JFC Talk Growth, Games
And Maximum Entropy With Electronic
Upcomers 'Man Without Country'
Their collective moniker ‘Man Without Country’ is derived from a “sense of not belonging”, and their latest album Maximum Entropy is named after the rather perplexing scientific principle of the same name.
The sense of conjecture surrounding the group plays straight into their sound though, into the depth of their eerie brand of eclectic electronics.
When we catch up with Tom, he’s quickly able to unravel the obscurity behind the naming of Maximum Entropy.
“It was initially an idea from Ryan,” he says. “And once we had the title sorted, the songs came together pretty quickly.
“Everything is always just in motion, never standing still. That’s the meaning we took out of Maximum Entropy, and the same applies to music
“Everything is always just in motion, never standing still. That’s the meaning we took out of it, and the same applies to music – there are elements of songs on the new record upcycled from old samples, old demos, old songs from the first album, and there are elements where we’ve re-imagined early songs and created something new.”
The eponymous principle will possibly create more questions than it will answer about the Welsh duo then, but after listening to the album, it seems to make perfect sense.
It’s strong enough to put you in a hypnotic trance of sorts and completely forget about the outside world.
Through single ‘Laws of Motion’ though, featuring M83’s Morgan Kibby, and through a cover of The Beloved’s 1992 hit ‘Sweet Harmony’, Man Without Country are able to bridge the gap from their mystic world to that of the mainstream better than they previously have been able to in the past.
Tom admits that in the crowded world of modern electronic music, this is the best way to draw the listeners in and lead them to more.
The artist continued: “Sweet Harmony is a song that I loved from my youth. I was always a pretty big fan of Ibiza Chill Out CDs, and it came on the radio last summer and reminded me of being a kid again.

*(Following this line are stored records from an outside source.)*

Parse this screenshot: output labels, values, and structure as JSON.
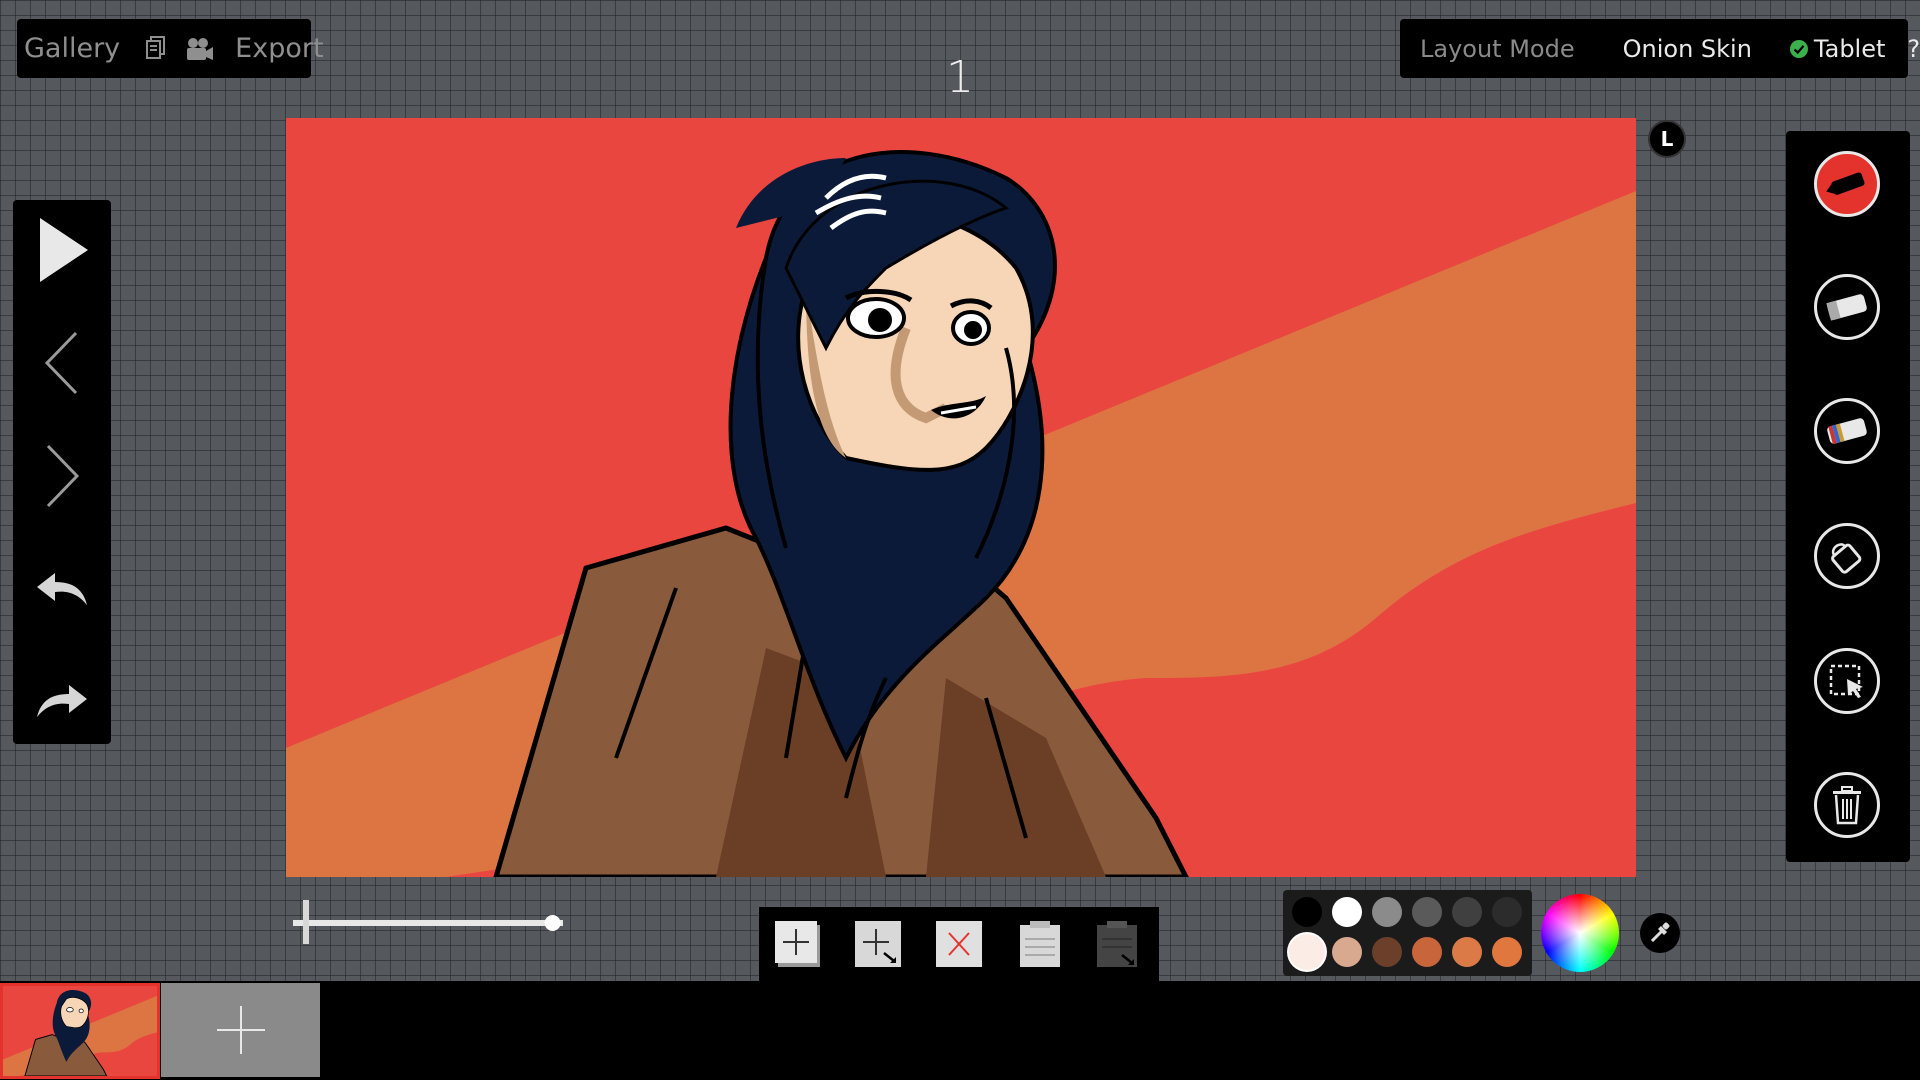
{
  "top_left": {
    "gallery_label": "Gallery",
    "frames_icon": "frames-icon",
    "camera_icon": "camera-icon",
    "export_label": "Export"
  },
  "top_right": {
    "layout_mode_label": "Layout Mode",
    "onion_skin_label": "Onion Skin",
    "tablet_label": "Tablet",
    "tablet_enabled": true,
    "help_label": "?"
  },
  "frame_number": "1",
  "layer_badge": "L",
  "left_toolbar": [
    "play-icon",
    "previous-frame-icon",
    "next-frame-icon",
    "undo-icon",
    "redo-icon"
  ],
  "right_toolbar": [
    "marker-icon",
    "eraser-icon",
    "multi-eraser-icon",
    "paint-bucket-icon",
    "selection-icon",
    "trash-icon"
  ],
  "active_tool": "marker-icon",
  "opacity_slider_value": 0.96,
  "frame_actions": [
    "add-frame-icon",
    "add-frame-after-icon",
    "delete-frame-icon",
    "paste-frame-icon",
    "paste-frame-after-icon"
  ],
  "palette": {
    "colors": [
      "#000000",
      "#ffffff",
      "#8b8b8b",
      "#5a5a5a",
      "#404040",
      "#2c2c2c",
      "#fbede6",
      "#d8a98f",
      "#6b3f2a",
      "#c8653b",
      "#dc7a47",
      "#e0773f"
    ],
    "selected_index": 6
  },
  "colors": {
    "canvas_background": "#e94640",
    "stripe": "#dd7543",
    "accent_red": "#e4332c",
    "hair": "#0c1a3a",
    "skin": "#f6d6b6",
    "jacket": "#8a5a3c"
  }
}
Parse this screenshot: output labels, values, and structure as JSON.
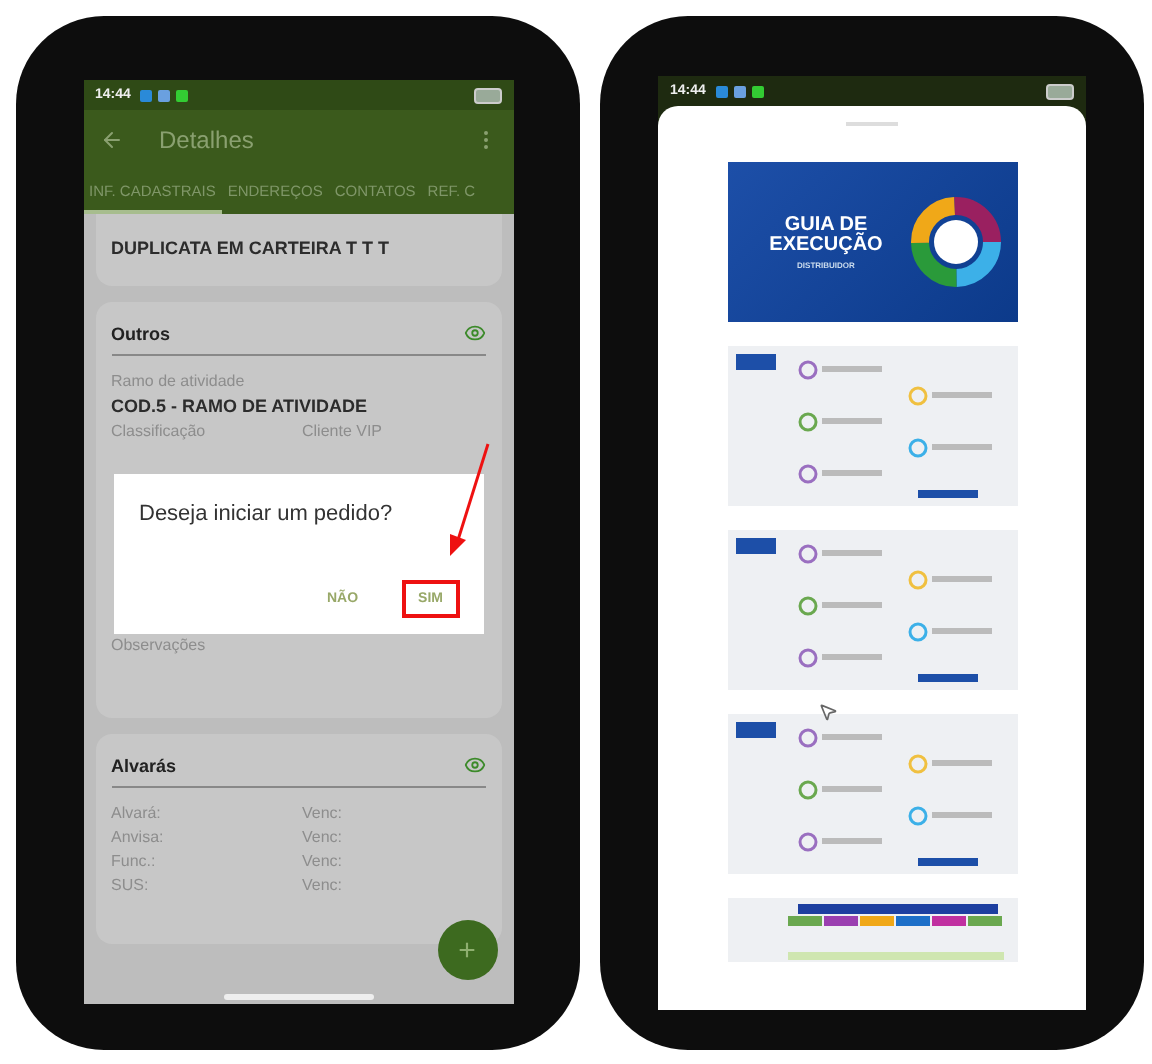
{
  "left_phone": {
    "status_time": "14:44",
    "app_bar": {
      "title": "Detalhes"
    },
    "tabs": [
      {
        "label": "INF. CADASTRAIS",
        "selected": true
      },
      {
        "label": "ENDEREÇOS",
        "selected": false
      },
      {
        "label": "CONTATOS",
        "selected": false
      },
      {
        "label": "REF. C",
        "selected": false
      }
    ],
    "billing_value": "DUPLICATA EM CARTEIRA T T T",
    "outros": {
      "title": "Outros",
      "activity_label": "Ramo de atividade",
      "activity_value": "COD.5 - RAMO DE ATIVIDADE",
      "column_labels": [
        "Classificação",
        "Cliente VIP"
      ],
      "notes_label": "Observações"
    },
    "alvaras": {
      "title": "Alvarás",
      "rows": [
        {
          "label": "Alvará:",
          "due": "Venc:"
        },
        {
          "label": "Anvisa:",
          "due": "Venc:"
        },
        {
          "label": "Func.:",
          "due": "Venc:"
        },
        {
          "label": "SUS:",
          "due": "Venc:"
        }
      ]
    },
    "fab": "+",
    "dialog": {
      "message": "Deseja iniciar um pedido?",
      "buttons": [
        {
          "label": "NÃO",
          "highlighted": false
        },
        {
          "label": "SIM",
          "highlighted": true
        }
      ]
    }
  },
  "right_phone": {
    "status_time": "14:44",
    "pages": [
      {
        "kind": "cover",
        "title": [
          "GUIA DE",
          "EXECUÇÃO"
        ],
        "subtitle": "DISTRIBUIDOR"
      },
      {
        "kind": "infographic"
      },
      {
        "kind": "infographic"
      },
      {
        "kind": "infographic"
      },
      {
        "kind": "table"
      }
    ]
  }
}
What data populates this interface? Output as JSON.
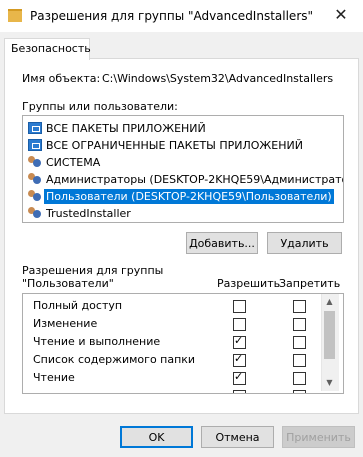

“We didn’t want to revamp it, but more create a homage to the original. It was more for our own enjoyment than anything else, but it’s great that it’s out there now.